As a photographer, you will need to master the technical basics of the camera and form an understanding of the kind of equipment you need. The Fundamentals of Digital Photography will also teach something even more important (and crucial for success) - how to bring your creative vision to fruition.
Taught by seasoned photographer John Greengo, the Fundamentals of Digital Photography places emphasis on quality visuals and experiential learning. In this course, you’ll learn:
- How to bring together the elements of manual mode to create an evocative image: shutter speed, aperture, and image composition.
- How to choose the right gear, and develop efficient workflow.
- How to recognize and take advantage of beautiful natural light.
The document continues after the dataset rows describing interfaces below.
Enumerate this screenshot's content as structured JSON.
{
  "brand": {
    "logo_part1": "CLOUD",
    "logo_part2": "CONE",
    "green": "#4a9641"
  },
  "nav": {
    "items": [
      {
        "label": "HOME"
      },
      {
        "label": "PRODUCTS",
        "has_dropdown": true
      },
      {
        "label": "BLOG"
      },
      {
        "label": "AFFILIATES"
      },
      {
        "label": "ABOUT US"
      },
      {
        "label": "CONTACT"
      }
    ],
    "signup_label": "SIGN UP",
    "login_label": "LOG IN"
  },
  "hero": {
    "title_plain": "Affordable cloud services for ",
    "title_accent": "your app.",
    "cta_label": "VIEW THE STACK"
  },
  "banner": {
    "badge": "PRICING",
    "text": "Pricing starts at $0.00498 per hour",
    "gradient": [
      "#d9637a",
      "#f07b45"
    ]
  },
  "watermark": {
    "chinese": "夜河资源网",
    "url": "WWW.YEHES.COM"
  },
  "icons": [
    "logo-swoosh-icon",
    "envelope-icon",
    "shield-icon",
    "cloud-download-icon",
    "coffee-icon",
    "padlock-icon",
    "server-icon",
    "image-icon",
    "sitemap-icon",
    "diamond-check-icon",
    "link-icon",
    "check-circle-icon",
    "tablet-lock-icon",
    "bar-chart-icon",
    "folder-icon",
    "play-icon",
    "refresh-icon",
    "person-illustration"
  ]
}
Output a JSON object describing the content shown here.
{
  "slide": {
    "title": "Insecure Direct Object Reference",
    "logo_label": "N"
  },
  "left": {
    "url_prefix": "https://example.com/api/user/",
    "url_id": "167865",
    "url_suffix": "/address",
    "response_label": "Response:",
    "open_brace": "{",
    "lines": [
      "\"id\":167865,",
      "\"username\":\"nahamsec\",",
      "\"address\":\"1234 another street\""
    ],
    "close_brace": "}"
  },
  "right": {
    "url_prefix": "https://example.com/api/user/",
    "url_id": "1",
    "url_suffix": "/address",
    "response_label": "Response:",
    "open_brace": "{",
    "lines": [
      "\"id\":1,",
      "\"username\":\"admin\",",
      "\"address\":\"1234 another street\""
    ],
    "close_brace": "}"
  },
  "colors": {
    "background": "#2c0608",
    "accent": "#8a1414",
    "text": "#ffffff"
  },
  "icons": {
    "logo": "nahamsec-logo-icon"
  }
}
John will teach you to step back from your images and think critically about your motivations, process, and ultimate goals for your photography project. You’ll learn to analyze your vision and identify areas for growth. John will also explore the difference between the world seen by the human eye and the world seen by the camera sensor. By forming an awareness of the gap between the two, you will be able to use your equipment to its greatest potential.